Wild potato species are distributed from the southern United States to southern Chile. Initially, it was thought that Native Americans independently domesticated the potato in multiple locations. However, subsequent genetic studies revealed a single origin in the present-day southern Peru and extreme northwestern Bolivia. The domestication of potatoes occurred approximately 7,000–10,000 years ago from a species within the S. brevicaule complex. The Andes region of South America, where the species is native, cultivates numerous varieties of potatoes.

The potato model showcased a tuberous root system, emphasizing the importance of underground storage organs in sustaining the plant. This representation underscored the role of potatoes as a staple crop and demonstrated the resilience of these plants in storing energy for future growth.

For more information on potato’s click here.


An onion (Allium cepa L., derived from the Latin term cepa meaning “onion”), also referred to as the bulb onion or common onion, is a vegetable and the most extensively cultivated species within the Allium genus. The shallot, previously considered a separate species, was reclassified as a botanical variety of the onion in 2011. Related members of this genus include garlic, scallion, leek, and chive.

The onion plant features a fan of hollow, bluish-green leaves, and its bulb, situated at the plant’s base, begins to enlarge when a specific day-length is attained. The bulbs consist of compressed, shortened, underground stems enclosed by fleshy modified scale leaves, enveloping a central bud at the stem’s tip. In the autumn (or spring for overwintering onions), the foliage withers, and the outer layers of the bulb become drier and more brittle. The harvest involves drying the crop, making the onions suitable for use or storage. The crop is susceptible to various pests and diseases, including the onion fly, onion eelworm, and fungi that may lead to rotting. Certain A. cepa varieties, such as shallots and potato onions, yield multiple bulbs.

The onion model focused on the bulb and fibrous root system, illustrating how onions draw nutrients and water from the soil to nourish the above-ground bulb. This part of the exhibit provided an educational experience about the role of root systems in supporting the growth and development of edible crops.

For more information on onion’s click here.

Artistic Detailing
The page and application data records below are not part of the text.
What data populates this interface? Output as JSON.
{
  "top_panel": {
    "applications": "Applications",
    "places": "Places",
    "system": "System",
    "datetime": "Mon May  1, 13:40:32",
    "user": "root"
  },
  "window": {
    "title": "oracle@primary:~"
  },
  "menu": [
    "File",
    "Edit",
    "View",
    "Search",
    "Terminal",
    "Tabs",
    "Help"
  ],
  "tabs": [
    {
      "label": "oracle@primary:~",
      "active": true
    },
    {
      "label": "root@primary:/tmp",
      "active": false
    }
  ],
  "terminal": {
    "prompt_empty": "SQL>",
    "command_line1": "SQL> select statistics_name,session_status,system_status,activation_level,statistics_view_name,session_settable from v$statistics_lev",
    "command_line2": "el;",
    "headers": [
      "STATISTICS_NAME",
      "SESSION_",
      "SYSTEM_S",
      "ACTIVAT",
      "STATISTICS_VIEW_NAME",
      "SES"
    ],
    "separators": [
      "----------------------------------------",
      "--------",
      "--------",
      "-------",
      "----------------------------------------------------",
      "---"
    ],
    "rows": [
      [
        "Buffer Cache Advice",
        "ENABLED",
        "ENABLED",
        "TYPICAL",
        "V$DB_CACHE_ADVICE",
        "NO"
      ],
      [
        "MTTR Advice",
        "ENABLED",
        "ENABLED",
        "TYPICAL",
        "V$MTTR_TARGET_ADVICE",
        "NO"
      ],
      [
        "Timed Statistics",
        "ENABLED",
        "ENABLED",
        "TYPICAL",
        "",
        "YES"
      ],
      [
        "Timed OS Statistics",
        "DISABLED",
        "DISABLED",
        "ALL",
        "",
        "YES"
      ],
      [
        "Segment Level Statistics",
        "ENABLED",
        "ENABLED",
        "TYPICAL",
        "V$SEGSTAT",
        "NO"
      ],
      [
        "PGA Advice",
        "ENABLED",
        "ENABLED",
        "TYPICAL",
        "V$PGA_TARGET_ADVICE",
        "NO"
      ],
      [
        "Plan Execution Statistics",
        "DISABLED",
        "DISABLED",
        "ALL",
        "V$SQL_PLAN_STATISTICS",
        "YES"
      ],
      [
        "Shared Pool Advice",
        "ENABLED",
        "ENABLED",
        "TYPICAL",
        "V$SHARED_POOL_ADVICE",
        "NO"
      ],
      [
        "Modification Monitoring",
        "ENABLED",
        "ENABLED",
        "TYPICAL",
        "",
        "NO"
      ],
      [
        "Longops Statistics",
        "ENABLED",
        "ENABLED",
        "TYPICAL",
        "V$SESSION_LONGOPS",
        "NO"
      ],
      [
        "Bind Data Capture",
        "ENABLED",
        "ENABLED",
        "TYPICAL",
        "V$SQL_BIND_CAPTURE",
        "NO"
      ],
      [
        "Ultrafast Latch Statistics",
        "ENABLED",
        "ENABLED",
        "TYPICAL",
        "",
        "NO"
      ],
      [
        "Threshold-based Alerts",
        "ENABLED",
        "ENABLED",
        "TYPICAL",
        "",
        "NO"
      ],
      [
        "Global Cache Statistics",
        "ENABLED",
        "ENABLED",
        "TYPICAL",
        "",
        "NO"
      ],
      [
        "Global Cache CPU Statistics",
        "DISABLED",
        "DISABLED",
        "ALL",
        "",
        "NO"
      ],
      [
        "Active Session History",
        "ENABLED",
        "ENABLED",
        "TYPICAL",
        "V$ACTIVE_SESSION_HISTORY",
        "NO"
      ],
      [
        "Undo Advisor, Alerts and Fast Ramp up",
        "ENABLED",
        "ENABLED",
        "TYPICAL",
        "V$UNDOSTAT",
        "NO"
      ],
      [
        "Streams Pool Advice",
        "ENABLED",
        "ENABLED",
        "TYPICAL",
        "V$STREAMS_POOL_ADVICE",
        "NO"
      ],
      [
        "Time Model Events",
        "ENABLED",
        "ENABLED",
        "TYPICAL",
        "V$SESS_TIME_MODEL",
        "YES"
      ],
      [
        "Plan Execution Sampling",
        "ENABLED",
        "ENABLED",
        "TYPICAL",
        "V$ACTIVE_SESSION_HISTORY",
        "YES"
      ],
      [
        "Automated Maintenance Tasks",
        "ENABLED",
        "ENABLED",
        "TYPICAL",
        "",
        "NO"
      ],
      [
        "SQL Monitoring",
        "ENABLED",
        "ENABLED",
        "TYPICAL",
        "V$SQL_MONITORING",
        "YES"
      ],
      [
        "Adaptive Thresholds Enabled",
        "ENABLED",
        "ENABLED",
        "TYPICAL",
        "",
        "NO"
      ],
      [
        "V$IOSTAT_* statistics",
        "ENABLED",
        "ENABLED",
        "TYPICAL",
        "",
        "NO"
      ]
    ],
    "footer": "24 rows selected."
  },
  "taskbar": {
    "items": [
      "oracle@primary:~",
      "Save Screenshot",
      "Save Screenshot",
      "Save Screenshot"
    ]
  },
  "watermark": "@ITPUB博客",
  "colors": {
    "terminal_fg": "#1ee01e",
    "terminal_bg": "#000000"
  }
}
The attention to detail in crafting the miniature plant models was a testament to the skill and dedication of the project team. Simulated soil, meticulously textured and colored, surrounded each model, creating a realistic and immersive display. The careful selection of materials ensured that the root structures were accurately represented, contributing to the educational value of the exhibit.

Harvesting Memories

The custom project at the Dutchess County Fair successfully combined artistry and education, offering attendees a unique perspective on the often overlooked but vital aspect of plant life—the root system. By showcasing the diversity of root structures in common crops, the exhibit celebrated the rich agricultural heritage of Dutchess County and fostered a greater appreciation for the intricate world beneath our feet.

View our Oilseed Radish on our catalog product page! See more cover crops and artificial plants on our website!